This study was conducted to assess the stress response of Southern chamois (Rupicapra pyrenaica) to capture and physical restraint and the effects of acepromazine (a short-acting neuroleptic) on this response. Forty free-ranging Southern chamois were captured, injected intramuscularly with acepromazine (19 animals, randomly selected) or saline (the other 21 animals), and physically restrained for 3 h. Heart rate and body temperature were monitored with telemetric devices, and blood samples were obtained at capture and every hour thereafter to determine hematologic and serum biochemical parameters. The lower heart-rate variability, temperature, erythrocyte count, hemoglobin concentration, packed cell volume (PCV), and serum creatine kinase activity in the animals treated with acepromazine indicated that this agent reduced the adverse effects of stress. According to the differences in heart rate, erythrocyte count, hemoglobin concentration, PCV, lymphocyte count, and serum concentrations of glucose, creatinine, chloride, and potassium, α-adrenergic stimulation by catecholamines seemed to be stronger in females, whereas the adrenal-cortex reaction seemed to be stronger in males. The differences in erythrocyte parameters, temperature, serum creatine kinase activity, and serum concentrations of potassium and chloride indicated that acepromazine's beneficial effects were greater in females.

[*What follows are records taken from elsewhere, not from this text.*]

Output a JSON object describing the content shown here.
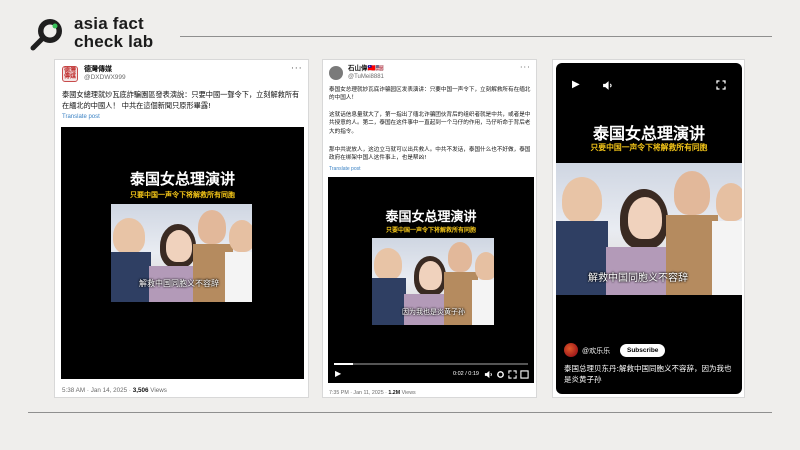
{
  "brand": {
    "name_line1": "asia fact",
    "name_line2": "check lab"
  },
  "post1": {
    "avatar_text": "德灣傳媒",
    "username": "德灣傳媒",
    "handle": "@DXDWX999",
    "text": "泰國女總理就炒瓦底詐騙園區發表演說：只要中國一聲令下，立刻解救所有在緬北的中國人！ 中共在這個新聞只原形畢露!",
    "translate": "Translate post",
    "video": {
      "title": "泰国女总理演讲",
      "subtitle": "只要中国一声令下将解救所有同胞",
      "caption": "解救中国同胞义不容辞"
    },
    "meta": {
      "time": "5:38 AM · Jan 14, 2025 · ",
      "views_count": "3,506",
      "views_label": " Views"
    }
  },
  "post2": {
    "username": "石山偉🇹🇼🇺🇸",
    "handle": "@TuMei8881",
    "text1": "泰国女总理就妙瓦底诈骗园区发表演讲：只要中国一声令下，立刻解救所有在缅北的中国人！",
    "text2": "这就话信息量就大了，第一指出了缅北诈骗团伙背后的组织者就是中共，或者是中共授意的人。第二，泰国在这件事中一直起到一个马仔的作用，马仔听命于背后老大的指令。",
    "text3": "那中共说放人，这边立马就可以出兵救人。中共不发话，泰国什么也不好做，泰国政府在绑架中国人这件事上，也是帮凶!",
    "translate": "Translate post",
    "video": {
      "title": "泰国女总理演讲",
      "subtitle": "只要中国一声令下将解救所有同胞",
      "caption": "因为我也是炎黄子孙",
      "time": "0:02 / 0:19"
    },
    "progress": 0.1,
    "meta": {
      "time": "7:35 PM · Jan 11, 2025 · ",
      "views_count": "1.2M",
      "views_label": " Views"
    }
  },
  "post3": {
    "video": {
      "title": "泰国女总理演讲",
      "subtitle": "只要中国一声令下将解救所有同胞",
      "caption": "解救中国同胞义不容辞"
    },
    "channel": "@欢乐乐",
    "subscribe": "Subscribe",
    "title": "泰国总理贝东丹:解救中国同胞义不容辞，因为我也是炎黄子孙"
  }
}
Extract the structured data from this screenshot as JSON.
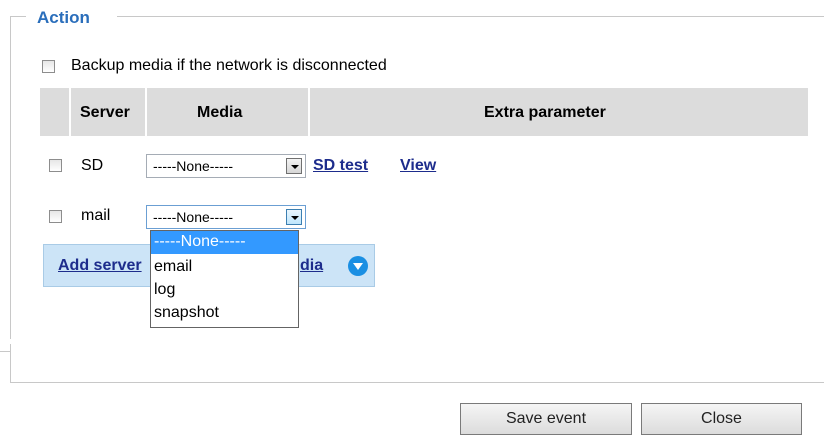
{
  "section": {
    "legend": "Action"
  },
  "backup": {
    "label": "Backup media if the network is disconnected",
    "checked": false
  },
  "table": {
    "headers": {
      "server": "Server",
      "media": "Media",
      "extra": "Extra parameter"
    },
    "rows": [
      {
        "server": "SD",
        "media": "-----None-----",
        "links": [
          "SD test",
          "View"
        ]
      },
      {
        "server": "mail",
        "media": "-----None-----"
      }
    ]
  },
  "add_link": {
    "label": "Add server",
    "suffix": "dia"
  },
  "dropdown": {
    "options": [
      "-----None-----",
      "email",
      "log",
      "snapshot"
    ],
    "selected_index": 0
  },
  "buttons": {
    "save": "Save event",
    "close": "Close"
  },
  "colors": {
    "legend": "#2a6ebb",
    "highlight": "#3399ff",
    "link": "#1d2c8c",
    "add_bar": "#cce4f7"
  }
}
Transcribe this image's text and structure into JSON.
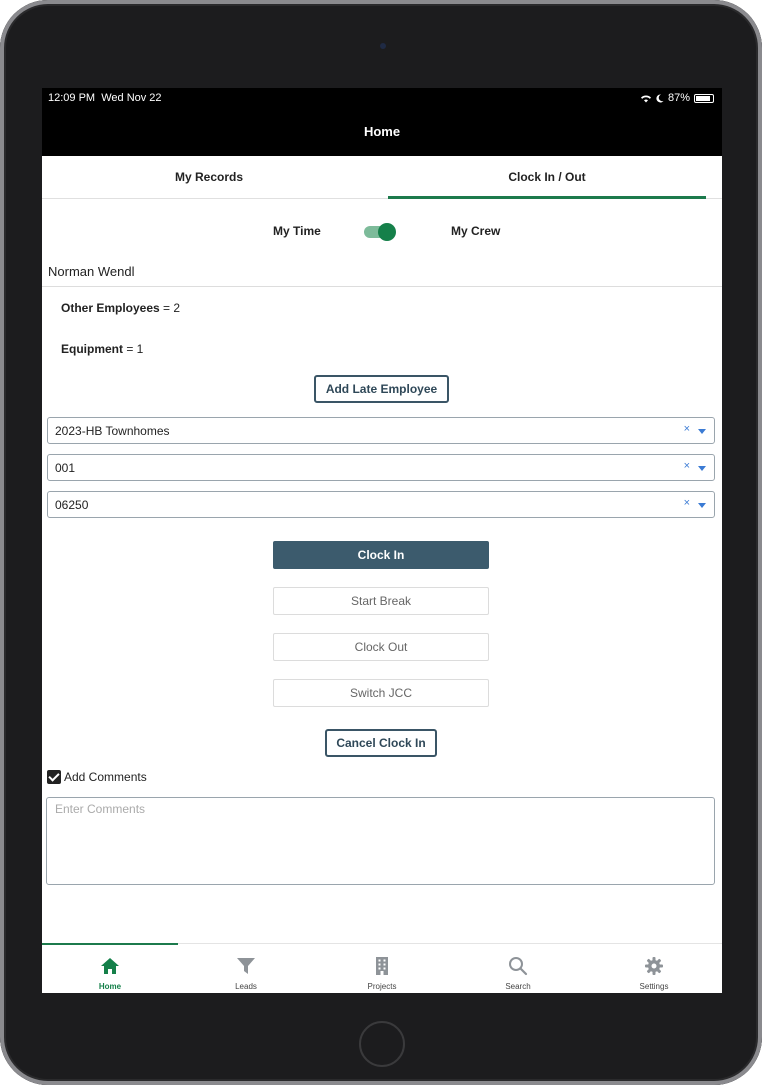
{
  "status_bar": {
    "time": "12:09 PM",
    "date": "Wed Nov 22",
    "battery": "87%"
  },
  "header": {
    "title": "Home"
  },
  "tabs": [
    {
      "label": "My Records",
      "active": false
    },
    {
      "label": "Clock In / Out",
      "active": true
    }
  ],
  "toggle": {
    "left_label": "My Time",
    "right_label": "My Crew",
    "on": true
  },
  "user_name": "Norman Wendl",
  "info": {
    "other_employees_label": "Other Employees",
    "other_employees_value": "= 2",
    "equipment_label": "Equipment",
    "equipment_value": "= 1"
  },
  "add_late_employee_label": "Add Late Employee",
  "selects": [
    {
      "value": "2023-HB Townhomes"
    },
    {
      "value": "001"
    },
    {
      "value": "06250"
    }
  ],
  "actions": {
    "clock_in": "Clock In",
    "start_break": "Start Break",
    "clock_out": "Clock Out",
    "switch_jcc": "Switch JCC",
    "cancel_clock_in": "Cancel Clock In"
  },
  "comments": {
    "checkbox_label": "Add Comments",
    "checked": true,
    "placeholder": "Enter Comments",
    "value": ""
  },
  "bottom_nav": [
    {
      "label": "Home",
      "icon": "home-icon",
      "active": true
    },
    {
      "label": "Leads",
      "icon": "funnel-icon",
      "active": false
    },
    {
      "label": "Projects",
      "icon": "building-icon",
      "active": false
    },
    {
      "label": "Search",
      "icon": "search-icon",
      "active": false
    },
    {
      "label": "Settings",
      "icon": "gear-icon",
      "active": false
    }
  ],
  "colors": {
    "accent_green": "#15804a",
    "primary_button": "#3c5b6d",
    "select_icon_blue": "#3b7bd4"
  }
}
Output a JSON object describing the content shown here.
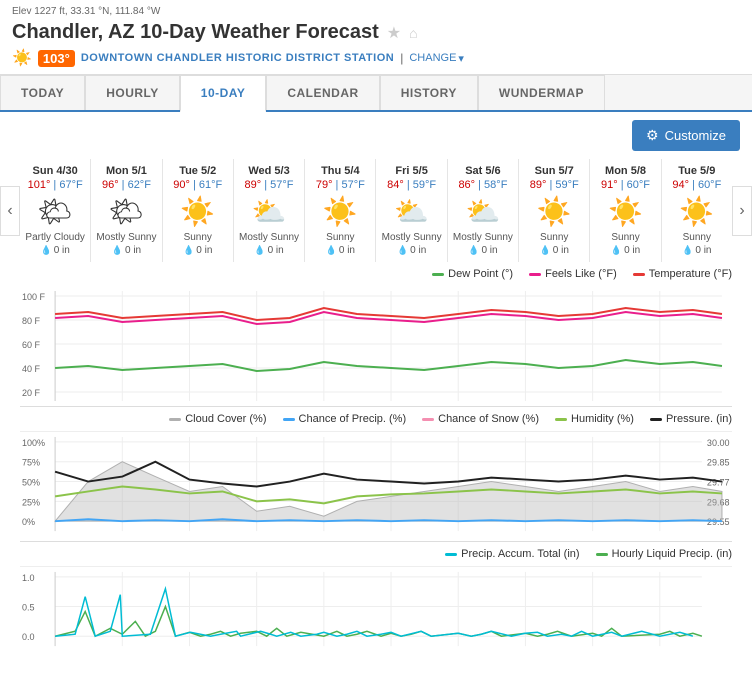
{
  "elev": "Elev 1227 ft, 33.31 °N, 111.84 °W",
  "title": "Chandler, AZ 10-Day Weather Forecast",
  "temp_badge": "103°",
  "station": "DOWNTOWN CHANDLER HISTORIC DISTRICT STATION",
  "separator": "|",
  "change_label": "CHANGE",
  "tabs": [
    {
      "label": "TODAY",
      "active": false
    },
    {
      "label": "HOURLY",
      "active": false
    },
    {
      "label": "10-DAY",
      "active": true
    },
    {
      "label": "CALENDAR",
      "active": false
    },
    {
      "label": "HISTORY",
      "active": false
    },
    {
      "label": "WUNDERMAP",
      "active": false
    }
  ],
  "customize_label": "Customize",
  "days": [
    {
      "date": "Sun 4/30",
      "high": "101°",
      "low": "67°F",
      "icon": "🌤",
      "desc": "Partly Cloudy",
      "precip": "0 in"
    },
    {
      "date": "Mon 5/1",
      "high": "96°",
      "low": "62°F",
      "icon": "🌤",
      "desc": "Mostly Sunny",
      "precip": "0 in"
    },
    {
      "date": "Tue 5/2",
      "high": "90°",
      "low": "61°F",
      "icon": "☀️",
      "desc": "Sunny",
      "precip": "0 in"
    },
    {
      "date": "Wed 5/3",
      "high": "89°",
      "low": "57°F",
      "icon": "⛅",
      "desc": "Mostly Sunny",
      "precip": "0 in"
    },
    {
      "date": "Thu 5/4",
      "high": "79°",
      "low": "57°F",
      "icon": "☀️",
      "desc": "Sunny",
      "precip": "0 in"
    },
    {
      "date": "Fri 5/5",
      "high": "84°",
      "low": "59°F",
      "icon": "⛅",
      "desc": "Mostly Sunny",
      "precip": "0 in"
    },
    {
      "date": "Sat 5/6",
      "high": "86°",
      "low": "58°F",
      "icon": "⛅",
      "desc": "Mostly Sunny",
      "precip": "0 in"
    },
    {
      "date": "Sun 5/7",
      "high": "89°",
      "low": "59°F",
      "icon": "☀️",
      "desc": "Sunny",
      "precip": "0 in"
    },
    {
      "date": "Mon 5/8",
      "high": "91°",
      "low": "60°F",
      "icon": "☀️",
      "desc": "Sunny",
      "precip": "0 in"
    },
    {
      "date": "Tue 5/9",
      "high": "94°",
      "low": "60°F",
      "icon": "☀️",
      "desc": "Sunny",
      "precip": "0 in"
    }
  ],
  "chart1_legend": [
    {
      "color": "#4caf50",
      "label": "Dew Point (°)"
    },
    {
      "color": "#e91e8c",
      "label": "Feels Like (°F)"
    },
    {
      "color": "#e53935",
      "label": "Temperature (°F)"
    }
  ],
  "chart2_legend": [
    {
      "color": "#b0b0b0",
      "label": "Cloud Cover (%)"
    },
    {
      "color": "#42a5f5",
      "label": "Chance of Precip. (%)"
    },
    {
      "color": "#f48fb1",
      "label": "Chance of Snow (%)"
    },
    {
      "color": "#8bc34a",
      "label": "Humidity (%)"
    },
    {
      "color": "#212121",
      "label": "Pressure. (in)"
    }
  ],
  "chart3_legend": [
    {
      "color": "#00bcd4",
      "label": "Precip. Accum. Total (in)"
    },
    {
      "color": "#4caf50",
      "label": "Hourly Liquid Precip. (in)"
    }
  ],
  "y_labels_chart1": [
    "100 F",
    "80 F",
    "60 F",
    "40 F",
    "20 F"
  ],
  "y_labels_chart2": [
    "100%",
    "75%",
    "50%",
    "25%",
    "0%"
  ],
  "y_labels_chart2_r": [
    "30.00",
    "29.85",
    "29.77",
    "29.68",
    "29.55"
  ],
  "y_labels_chart3": [
    "1.0",
    "0.5",
    "0.0"
  ]
}
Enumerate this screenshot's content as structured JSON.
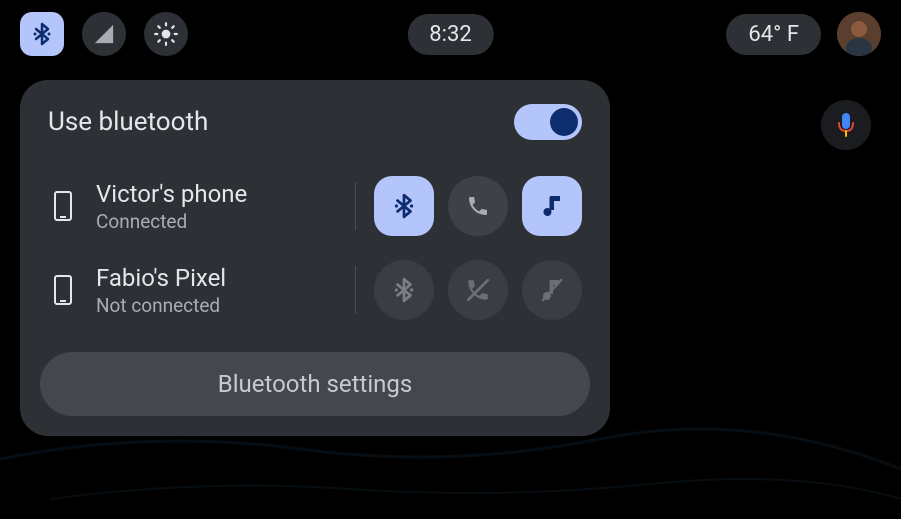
{
  "status": {
    "time": "8:32",
    "temperature": "64° F"
  },
  "bluetooth": {
    "title": "Use bluetooth",
    "enabled": true,
    "devices": [
      {
        "name": "Victor's phone",
        "status": "Connected",
        "bt_active": true,
        "phone_active": false,
        "music_active": true,
        "connected": true
      },
      {
        "name": "Fabio's Pixel",
        "status": "Not connected",
        "bt_active": false,
        "phone_active": false,
        "music_active": false,
        "connected": false
      }
    ],
    "settings_label": "Bluetooth settings"
  },
  "colors": {
    "accent": "#b4c5fb",
    "accent_dark": "#0d2d6e",
    "panel": "#2d3035",
    "button_off": "#3e4147"
  }
}
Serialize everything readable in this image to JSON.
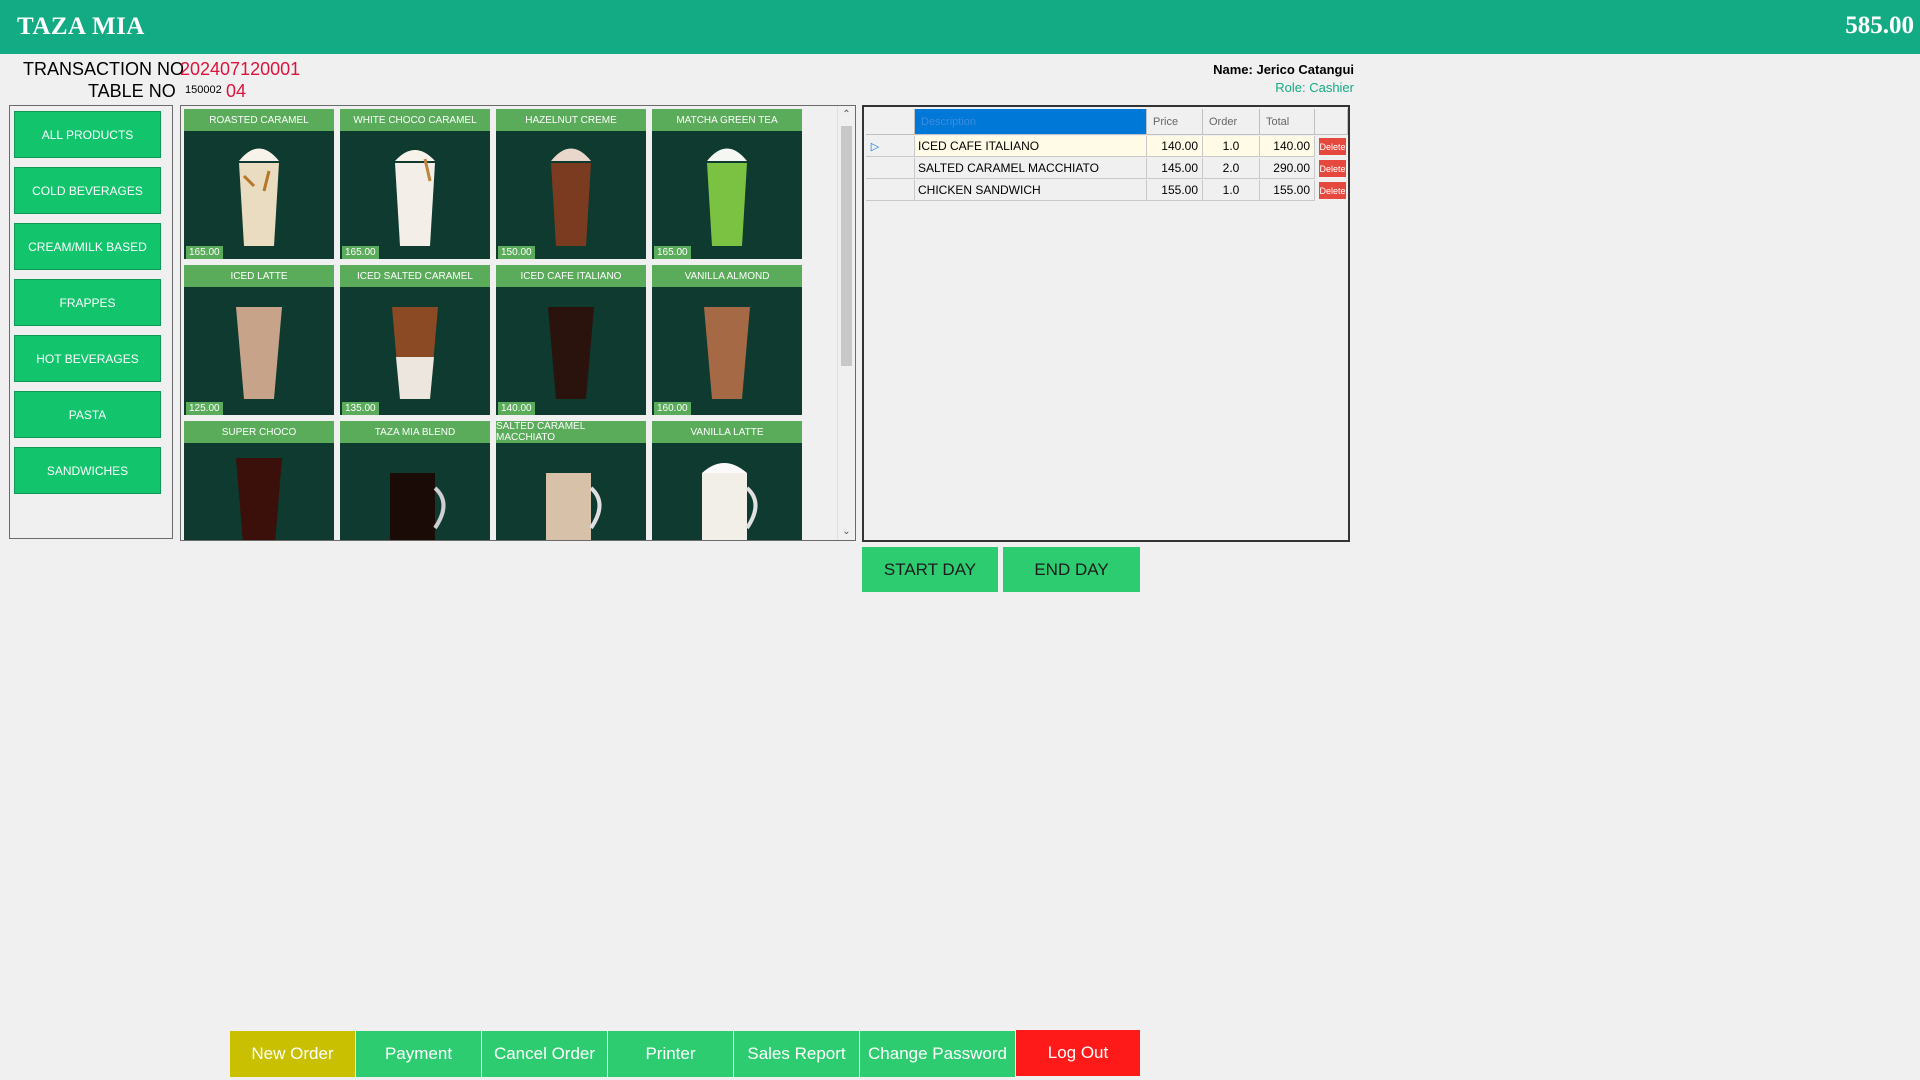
{
  "header": {
    "title": "TAZA MIA",
    "grand_total": "585.00"
  },
  "transaction": {
    "label": "TRANSACTION NO",
    "value": "202407120001"
  },
  "table": {
    "label": "TABLE NO",
    "value": "04",
    "input_value": "150002"
  },
  "user": {
    "name": "Name: Jerico Catangui",
    "role": "Role: Cashier"
  },
  "categories": [
    "ALL PRODUCTS",
    "COLD BEVERAGES",
    "CREAM/MILK BASED",
    "FRAPPES",
    "HOT BEVERAGES",
    "PASTA",
    "SANDWICHES"
  ],
  "products": [
    {
      "name": "ROASTED CARAMEL",
      "price": "165.00"
    },
    {
      "name": "WHITE CHOCO CARAMEL",
      "price": "165.00"
    },
    {
      "name": "HAZELNUT CREME",
      "price": "150.00"
    },
    {
      "name": "MATCHA GREEN TEA",
      "price": "165.00"
    },
    {
      "name": "ICED LATTE",
      "price": "125.00"
    },
    {
      "name": "ICED SALTED CARAMEL",
      "price": "135.00"
    },
    {
      "name": "ICED CAFE ITALIANO",
      "price": "140.00"
    },
    {
      "name": "VANILLA ALMOND",
      "price": "160.00"
    },
    {
      "name": "SUPER CHOCO",
      "price": ""
    },
    {
      "name": "TAZA MIA BLEND",
      "price": ""
    },
    {
      "name": "SALTED CARAMEL MACCHIATO",
      "price": ""
    },
    {
      "name": "VANILLA LATTE",
      "price": ""
    }
  ],
  "order_grid": {
    "columns": [
      "Description",
      "Price",
      "Order",
      "Total"
    ],
    "rows": [
      {
        "description": "ICED CAFE ITALIANO",
        "price": "140.00",
        "order": "1.0",
        "total": "140.00"
      },
      {
        "description": "SALTED CARAMEL MACCHIATO",
        "price": "145.00",
        "order": "2.0",
        "total": "290.00"
      },
      {
        "description": "CHICKEN SANDWICH",
        "price": "155.00",
        "order": "1.0",
        "total": "155.00"
      }
    ],
    "delete_label": "Delete"
  },
  "day_buttons": {
    "start": "START DAY",
    "end": "END DAY"
  },
  "footer": {
    "new_order": "New Order",
    "payment": "Payment",
    "cancel_order": "Cancel Order",
    "printer": "Printer",
    "sales_report": "Sales Report",
    "change_password": "Change Password",
    "log_out": "Log Out"
  },
  "colors": {
    "brand": "#12ab83",
    "button": "#2ecc71",
    "accent_red": "#dc143c",
    "new_order": "#c8c000",
    "logout": "#ff1a1a"
  }
}
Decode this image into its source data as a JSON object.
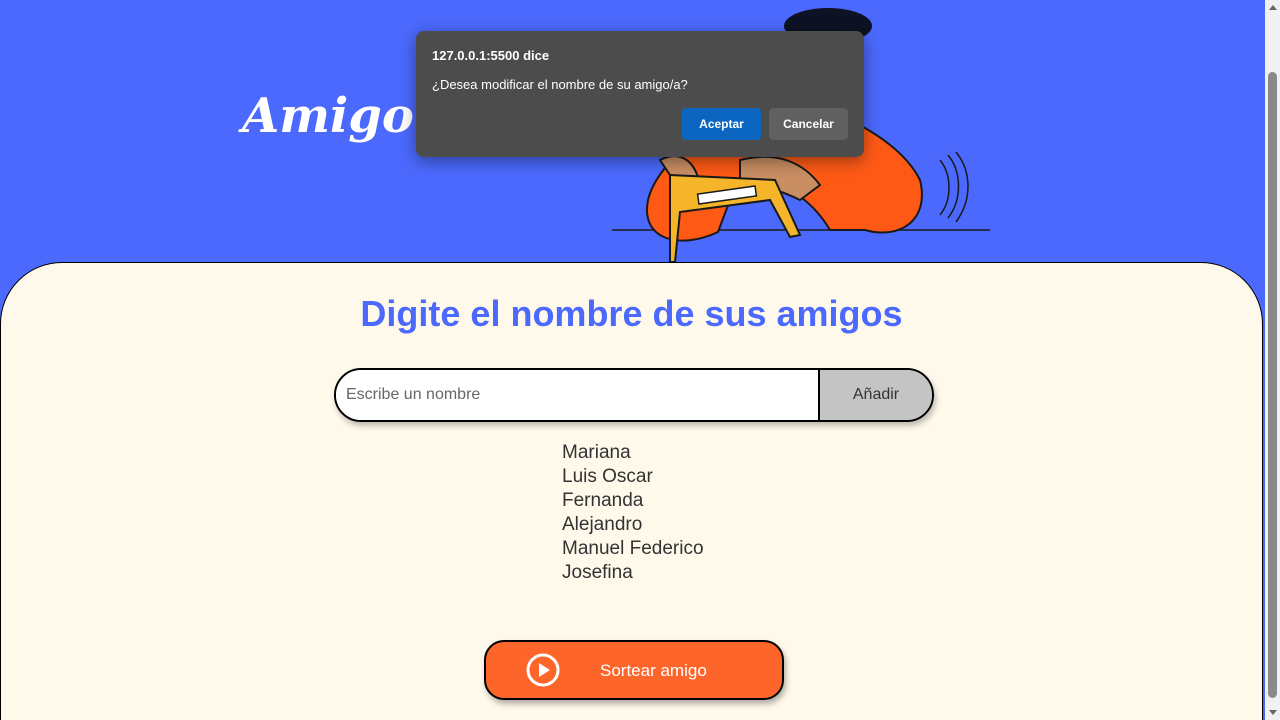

|Journal||Canadian Journal of Veterinary Research|
|Publication status||Published - 1 Jan 2007|